According to her report, of the 7,000 Palestinians arrested in 2022 (over 800 of whom are children), a little over 1,000 of them are being held without trial. In the rare case where these prisoners are charged with a crime, they are tried in a military court, not a civilian one, separate or apart from Israeli citizens who are tried in civil or criminal courts.
The list of offenses of the recently released prisoners ranges from things as simple as throwing stones to things as severe as “throwing incendiary devices” at military officials. Over 100 of the prisoners on the list released by Israel are under the age of 18.
One recently released prisoner, Muhammad Nazzal (18), claims that Israeli prison guards broke his fingers, arm, and beat him while in custody, refusing him medical treatment as well. A number of media outlets, including the BBC, have reported mistreatment as well, claiming that recently released prisoners were also beaten, even urinated on. Some female prisoners report being threatened with rape as well, which would not be the first time an accusation of this kind has occurred.
In June 2020, the World Organization Against Torture reported that a group of female prisoners were routinely strip-searched and groped by guards. Albanese’s report also notes this type of abuse for both male and female prisoners. There are even instances of Palestinian women being arrested for the sole reason of obtaining information or intimidating their husbands, according to her report.
Even Israeli news outlets like Haeretz have reported on the mistreatment and abuse of Palestinians, stripping them down, handcuffing and photographing them, and putting cigarettes out on them.
The list of injustices and abuses above are not recent phenomena of the current right-wing Netanyahu administration. This is not a nation in the midst of an overreaction to a terrorist attack like the US did after 9/11 (which has also garnered a large amount of criticism for indiscriminately killing and abusing Arabs worldwide). Plain and simple, this did not start on October 7th.
Over half of the 10,000 Palestinian prisoners currently in Israel’s custody were arrested before October 7. Over 100 Palestinians arrested during the brief ceasefire were from the West Bank, an area where Hamas has no administrative or military foothold.
The nearly 16,000 Palestinians killed and 1.9 million displaced over the last 2 months are a drop in the bucket compared to the numbers dating all the way back to 1947, when the UN called for the establishment of Israel in Palestine, a decision that Palestinians had no say in whatsoever since the creation of Israel and the subsequent Nakba of 1948 (the Arabic word for ‘catastrophe’ describing the first wave of Palestinian expulsion from the region), millions of Palestinians have either been displaced or killed.
The UN estimates that there are nearly 6 million Palestinian refugees worldwide today, meaning that nearly 1 in every 2 Palestinian persons is a refugee.

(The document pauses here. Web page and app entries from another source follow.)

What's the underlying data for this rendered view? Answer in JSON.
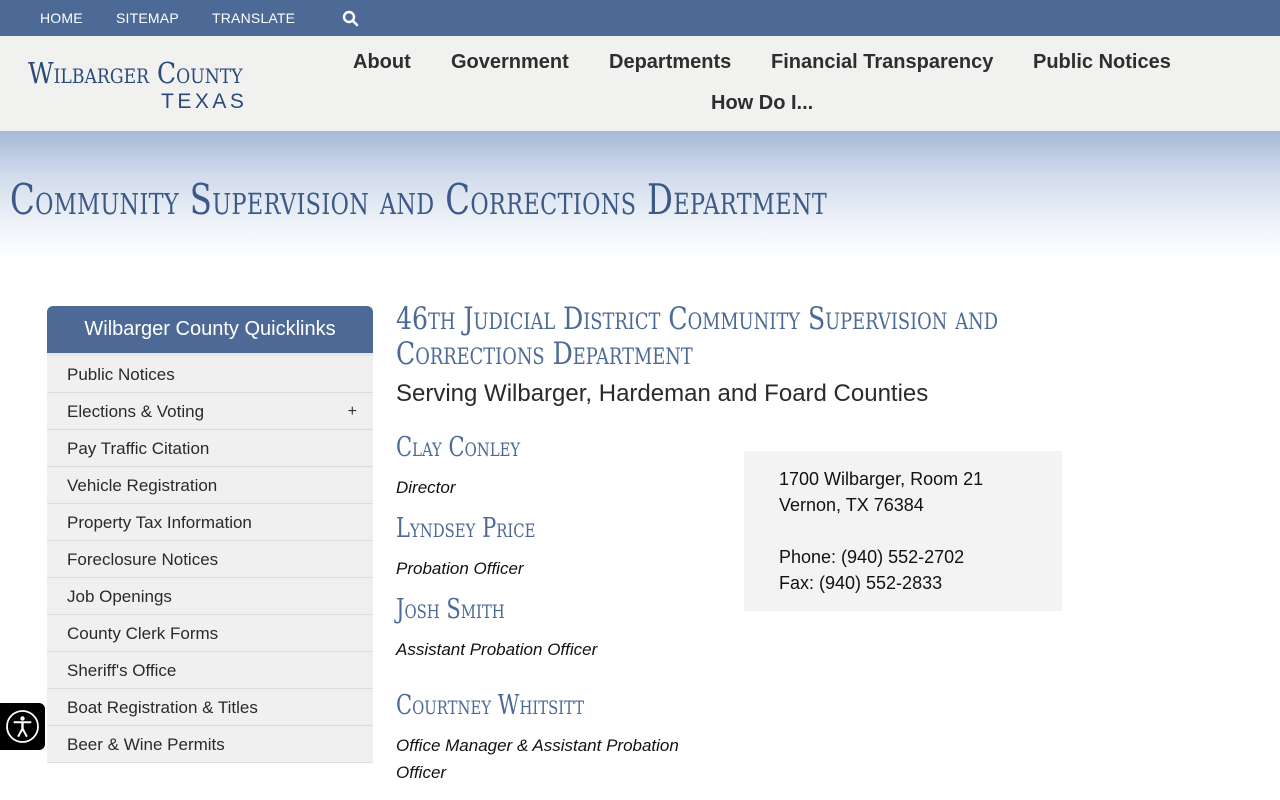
{
  "topbar": {
    "home": "HOME",
    "sitemap": "SITEMAP",
    "translate": "TRANSLATE",
    "search_icon": "search-icon"
  },
  "logo": {
    "line1": "Wilbarger County",
    "line2": "TEXAS"
  },
  "nav": {
    "about": "About",
    "government": "Government",
    "departments": "Departments",
    "financial": "Financial Transparency",
    "notices": "Public Notices",
    "howdoi": "How Do I..."
  },
  "banner": {
    "title": "Community Supervision and Corrections Department"
  },
  "sidebar": {
    "title": "Wilbarger County Quicklinks",
    "items": [
      {
        "label": "Public Notices"
      },
      {
        "label": "Elections & Voting",
        "expand": "+"
      },
      {
        "label": "Pay Traffic Citation"
      },
      {
        "label": "Vehicle Registration"
      },
      {
        "label": "Property Tax Information"
      },
      {
        "label": "Foreclosure Notices"
      },
      {
        "label": "Job Openings"
      },
      {
        "label": "County Clerk Forms"
      },
      {
        "label": "Sheriff's Office"
      },
      {
        "label": "Boat Registration & Titles"
      },
      {
        "label": "Beer & Wine Permits"
      }
    ]
  },
  "main": {
    "heading": "46th Judicial District Community Supervision and Corrections Department",
    "subtitle": "Serving Wilbarger, Hardeman and Foard Counties",
    "staff": [
      {
        "name": "Clay Conley",
        "role": "Director"
      },
      {
        "name": "Lyndsey Price",
        "role": "Probation Officer"
      },
      {
        "name": "Josh Smith",
        "role": "Assistant Probation Officer"
      },
      {
        "name": "Courtney Whitsitt",
        "role_line1": "Office Manager & Assistant Probation",
        "role_line2": "Officer"
      }
    ],
    "contact": {
      "address1": "1700 Wilbarger, Room 21",
      "address2": "Vernon, TX 76384",
      "phone": "Phone: (940) 552-2702",
      "fax": "Fax: (940) 552-2833"
    }
  },
  "a11y": {
    "icon": "accessibility-icon"
  },
  "colors": {
    "brand_blue": "#4d6a96",
    "header_bg": "#f1f1ef",
    "heading_blue": "#3c5a89"
  }
}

Numbers of Palestinian deaths since 1948 vary depending on sources.
A pro-Israeli group named the American-Israeli Cooperative Enterprise (AICE) sponsors a website that places the total number of Arab/Palestinian deaths around 90,000, and that is not including the last two months, bringing the total number over 100,000.
Israel’s weaponized mass incarceration is a purposeful, systemic practice used to maintain a settler colonial apartheid state—and it is only a single facet of that system.

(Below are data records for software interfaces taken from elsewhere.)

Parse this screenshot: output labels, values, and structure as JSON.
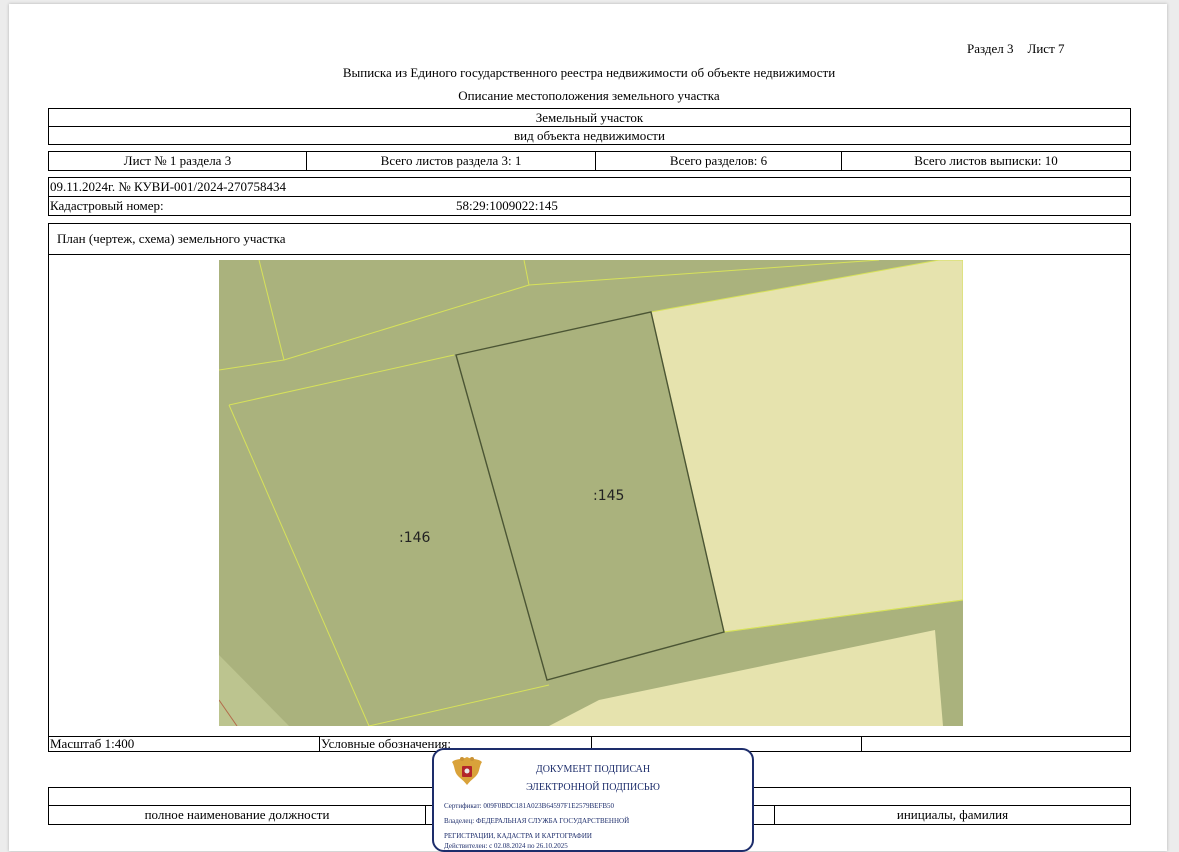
{
  "header": {
    "section": "Раздел 3",
    "sheet": "Лист 7",
    "title": "Выписка из Единого государственного реестра недвижимости об объекте недвижимости",
    "subtitle": "Описание местоположения земельного участка"
  },
  "object": {
    "type": "Земельный участок",
    "type_caption": "вид объекта недвижимости"
  },
  "sheets": {
    "sheet_no": "Лист № 1 раздела 3",
    "total_sheets_section": "Всего листов раздела 3: 1",
    "total_sections": "Всего разделов: 6",
    "total_sheets_extract": "Всего листов выписки: 10"
  },
  "record": {
    "date_number": "09.11.2024г. № КУВИ-001/2024-270758434",
    "cadastral_label": "Кадастровый номер:",
    "cadastral_number": "58:29:1009022:145"
  },
  "plan": {
    "title": "План (чертеж, схема) земельного участка",
    "parcels": [
      ":146",
      ":145"
    ],
    "colors": {
      "parcel": "#aab27d",
      "road": "#a3ab76",
      "light": "#e6e3ae",
      "border_yellow": "#d7e25a",
      "border_dark": "#4b5534"
    }
  },
  "legend": {
    "scale": "Масштаб 1:400",
    "legend_label": "Условные обозначения:"
  },
  "signature": {
    "position_caption": "полное наименование должности",
    "name_caption": "инициалы, фамилия"
  },
  "stamp": {
    "line1": "ДОКУМЕНТ ПОДПИСАН",
    "line2": "ЭЛЕКТРОННОЙ ПОДПИСЬЮ",
    "certificate": "Сертификат: 009F0BDC181A023B64597F1E2579BEFB50",
    "owner_line1": "Владелец: ФЕДЕРАЛЬНАЯ СЛУЖБА ГОСУДАРСТВЕННОЙ",
    "owner_line2": "РЕГИСТРАЦИИ, КАДАСТРА И КАРТОГРАФИИ",
    "valid": "Действителен: с 02.08.2024 по 26.10.2025",
    "color": "#1d2d6b"
  }
}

This is to say nothing of the separate roads Palestinians are forced to use, the endless barrage of checkpoints, no freedom of movement, deprivation of the right to vote, essentials like food, water, electricity, and medical supplies being controlled by Israel, Gaza being declared the world’s largest open-air prison by numerous human rights organizations, and other past world leaders like Desmond Tutu and Nelson Mandela also condemning Israel an apartheid state.
What the world is witnessing right now is the collective punishment of the Palestinian people, not war.